Part of eating the right amount for your ideal fit with your body and its relationship to the planet and society is having food that is not necessary for a healthy body only on special occasions (which is different than rigidly forbidding it to yourself). In reviewing what is sustaining for me and the planet while still enjoying a delicious diet, I periodically take a look at what I am eating and think about what is really fulfilling. One of the things I enjoy, but have known really should be a treat is orange juice (which I stopped drinking on other than an occasional basis several months ago and truly have not missed).

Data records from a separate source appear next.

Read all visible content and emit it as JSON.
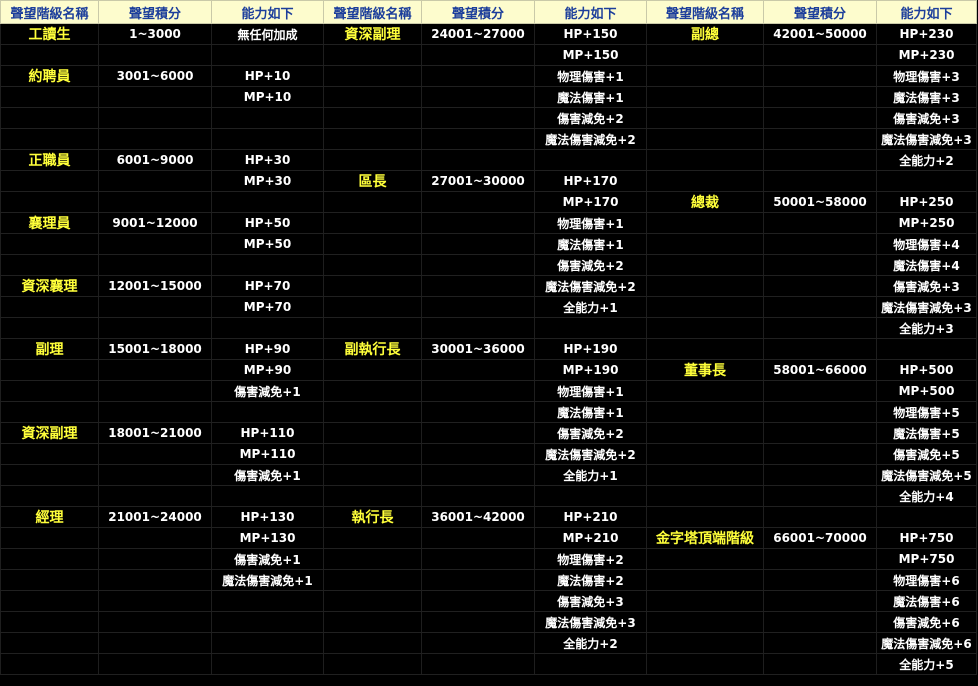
{
  "headers": [
    "聲望階級名稱",
    "聲望積分",
    "能力如下",
    "聲望階級名稱",
    "聲望積分",
    "能力如下",
    "聲望階級名稱",
    "聲望積分",
    "能力如下"
  ],
  "rows": [
    [
      "工讀生",
      "1~3000",
      "無任何加成",
      "資深副理",
      "24001~27000",
      "HP+150",
      "副總",
      "42001~50000",
      "HP+230"
    ],
    [
      "",
      "",
      "",
      "",
      "",
      "MP+150",
      "",
      "",
      "MP+230"
    ],
    [
      "約聘員",
      "3001~6000",
      "HP+10",
      "",
      "",
      "物理傷害+1",
      "",
      "",
      "物理傷害+3"
    ],
    [
      "",
      "",
      "MP+10",
      "",
      "",
      "魔法傷害+1",
      "",
      "",
      "魔法傷害+3"
    ],
    [
      "",
      "",
      "",
      "",
      "",
      "傷害減免+2",
      "",
      "",
      "傷害減免+3"
    ],
    [
      "",
      "",
      "",
      "",
      "",
      "魔法傷害減免+2",
      "",
      "",
      "魔法傷害減免+3"
    ],
    [
      "正職員",
      "6001~9000",
      "HP+30",
      "",
      "",
      "",
      "",
      "",
      "全能力+2"
    ],
    [
      "",
      "",
      "MP+30",
      "區長",
      "27001~30000",
      "HP+170",
      "",
      "",
      ""
    ],
    [
      "",
      "",
      "",
      "",
      "",
      "MP+170",
      "總裁",
      "50001~58000",
      "HP+250"
    ],
    [
      "襄理員",
      "9001~12000",
      "HP+50",
      "",
      "",
      "物理傷害+1",
      "",
      "",
      "MP+250"
    ],
    [
      "",
      "",
      "MP+50",
      "",
      "",
      "魔法傷害+1",
      "",
      "",
      "物理傷害+4"
    ],
    [
      "",
      "",
      "",
      "",
      "",
      "傷害減免+2",
      "",
      "",
      "魔法傷害+4"
    ],
    [
      "資深襄理",
      "12001~15000",
      "HP+70",
      "",
      "",
      "魔法傷害減免+2",
      "",
      "",
      "傷害減免+3"
    ],
    [
      "",
      "",
      "MP+70",
      "",
      "",
      "全能力+1",
      "",
      "",
      "魔法傷害減免+3"
    ],
    [
      "",
      "",
      "",
      "",
      "",
      "",
      "",
      "",
      "全能力+3"
    ],
    [
      "副理",
      "15001~18000",
      "HP+90",
      "副執行長",
      "30001~36000",
      "HP+190",
      "",
      "",
      ""
    ],
    [
      "",
      "",
      "MP+90",
      "",
      "",
      "MP+190",
      "董事長",
      "58001~66000",
      "HP+500"
    ],
    [
      "",
      "",
      "傷害減免+1",
      "",
      "",
      "物理傷害+1",
      "",
      "",
      "MP+500"
    ],
    [
      "",
      "",
      "",
      "",
      "",
      "魔法傷害+1",
      "",
      "",
      "物理傷害+5"
    ],
    [
      "資深副理",
      "18001~21000",
      "HP+110",
      "",
      "",
      "傷害減免+2",
      "",
      "",
      "魔法傷害+5"
    ],
    [
      "",
      "",
      "MP+110",
      "",
      "",
      "魔法傷害減免+2",
      "",
      "",
      "傷害減免+5"
    ],
    [
      "",
      "",
      "傷害減免+1",
      "",
      "",
      "全能力+1",
      "",
      "",
      "魔法傷害減免+5"
    ],
    [
      "",
      "",
      "",
      "",
      "",
      "",
      "",
      "",
      "全能力+4"
    ],
    [
      "經理",
      "21001~24000",
      "HP+130",
      "執行長",
      "36001~42000",
      "HP+210",
      "",
      "",
      ""
    ],
    [
      "",
      "",
      "MP+130",
      "",
      "",
      "MP+210",
      "金字塔頂端階級",
      "66001~70000",
      "HP+750"
    ],
    [
      "",
      "",
      "傷害減免+1",
      "",
      "",
      "物理傷害+2",
      "",
      "",
      "MP+750"
    ],
    [
      "",
      "",
      "魔法傷害減免+1",
      "",
      "",
      "魔法傷害+2",
      "",
      "",
      "物理傷害+6"
    ],
    [
      "",
      "",
      "",
      "",
      "",
      "傷害減免+3",
      "",
      "",
      "魔法傷害+6"
    ],
    [
      "",
      "",
      "",
      "",
      "",
      "魔法傷害減免+3",
      "",
      "",
      "傷害減免+6"
    ],
    [
      "",
      "",
      "",
      "",
      "",
      "全能力+2",
      "",
      "",
      "魔法傷害減免+6"
    ],
    [
      "",
      "",
      "",
      "",
      "",
      "",
      "",
      "",
      "全能力+5"
    ]
  ]
}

If you are eating multiple servings of vegetables and a piece or two of fruit a day, orange juice processed, packaged, and shipped outside of a grower state provides little more benefit to your diet than does a can of soda. If you kept everything else in your diet consistent and aren’t already eating enough to be gaining weight, eliminating the unnecessary glass of juice would not only diminish your carbon footprint (and if it is not organic, your chemicals into the drinking water footprint as well as your carbon footprint), but you also would be eliminating the number of calories it takes to gain a pound over the course of a month. And if you live in one of those states covered in snow and ice and are yearning to eat something from the land of sunshine, eat an orange or some other tropical fruit–organic if you can get it — and skip the processing, the cooking (pasteurizing), and some of the packaging that goes into it being shipped to your grocery store as juice.
Look very closely on this wintry day, with ice still caking the sidewalks and the news full of the next winter storm, and promises of spring are visible.
I have not seen any bulbs coming up yet, though with the rain and higher temperatures on Wednesday, a few may start to appear in warmer spots.
The buds that set up last fall are starting to color and swell; leaf nodes on early trees are forming. Some of the maples have reddish leaf buds already.